The museum, which receives consultations from the French and Vietnamese experts, has 12,000 artifacts, including 1,000 items exhibited permanently. The permanent exhibition is divided into 3 topics: Bio-diversity, Ethnic Culture, and History.
The Ethnic Culture space displays 450 artifacts, including gongs and wine jars, which illustrate daily life, festivals and communal practices of Vietnam’s ethnic group.
Museum visitor Nguyen Thanh An said “I am most impressed with the specialized exhibition hall where the black and white photos depict the life of central highlanders in the 1950s. I have had a wonderful experience here.”
In addition to permanent exhibitions, there are specialized pavilions highlighting the gong culture, Dak Lak’s renewal and development, and Buon Ma Thuot’s memories. The Dak Lak museum has taken the lead in using ethnic minority languages in narration.
Tran Van Nam, Head of the Artifact Collection and Study Division, said “All the exhibited items, for example, the grave houses, musical instruments, and other things, were created by the local Ede, Giarai and Mnong people. The narration is in English, French, Vietnamese, and the Ede language of the indigenous people.”
Dang Gia Duan, Deputy Director of Dak Lak’s Department of Culture, Sports, and Tourism, told VOV about the museum’s expansion plan:“We will build a long house prototype of the Ede ethnic group for open performances of gongs and folk practices of the Ede people.

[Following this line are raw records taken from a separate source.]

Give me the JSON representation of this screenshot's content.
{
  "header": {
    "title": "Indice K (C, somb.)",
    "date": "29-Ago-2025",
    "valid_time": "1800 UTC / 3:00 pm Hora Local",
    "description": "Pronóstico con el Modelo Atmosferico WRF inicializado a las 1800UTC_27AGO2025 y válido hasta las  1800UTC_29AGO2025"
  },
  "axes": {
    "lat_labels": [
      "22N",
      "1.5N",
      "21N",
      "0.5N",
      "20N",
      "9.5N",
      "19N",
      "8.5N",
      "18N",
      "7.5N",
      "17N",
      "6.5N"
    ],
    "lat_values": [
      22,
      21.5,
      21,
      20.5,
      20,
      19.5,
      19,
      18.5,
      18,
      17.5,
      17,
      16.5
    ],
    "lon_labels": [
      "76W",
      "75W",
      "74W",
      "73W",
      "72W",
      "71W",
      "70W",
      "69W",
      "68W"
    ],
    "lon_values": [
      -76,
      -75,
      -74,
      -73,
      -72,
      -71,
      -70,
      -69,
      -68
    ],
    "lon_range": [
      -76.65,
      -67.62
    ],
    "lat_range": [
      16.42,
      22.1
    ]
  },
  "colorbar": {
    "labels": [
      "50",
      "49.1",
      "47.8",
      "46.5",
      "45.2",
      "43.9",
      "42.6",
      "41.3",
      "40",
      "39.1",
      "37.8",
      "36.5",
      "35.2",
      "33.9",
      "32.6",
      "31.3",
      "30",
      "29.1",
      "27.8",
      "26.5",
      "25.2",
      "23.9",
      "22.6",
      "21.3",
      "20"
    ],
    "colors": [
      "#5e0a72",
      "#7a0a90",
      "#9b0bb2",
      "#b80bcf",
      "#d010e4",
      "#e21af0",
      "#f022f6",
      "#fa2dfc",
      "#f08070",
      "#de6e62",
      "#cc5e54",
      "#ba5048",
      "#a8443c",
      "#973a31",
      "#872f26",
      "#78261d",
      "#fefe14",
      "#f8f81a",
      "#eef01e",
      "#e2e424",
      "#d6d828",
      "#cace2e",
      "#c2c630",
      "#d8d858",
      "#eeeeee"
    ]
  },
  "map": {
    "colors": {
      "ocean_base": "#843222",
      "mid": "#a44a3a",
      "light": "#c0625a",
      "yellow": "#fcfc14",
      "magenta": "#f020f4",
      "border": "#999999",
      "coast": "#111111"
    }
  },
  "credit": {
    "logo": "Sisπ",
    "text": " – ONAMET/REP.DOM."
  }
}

A wharf model, part of the distinctive culture of the central highlanders, will be set up. A statue garden featuring wood sculptures created by locals will also be built.”
The Dak Lak museum has been described as a miniature of the central highland region, which preserves many of the precious cultural heritages of Vietnam.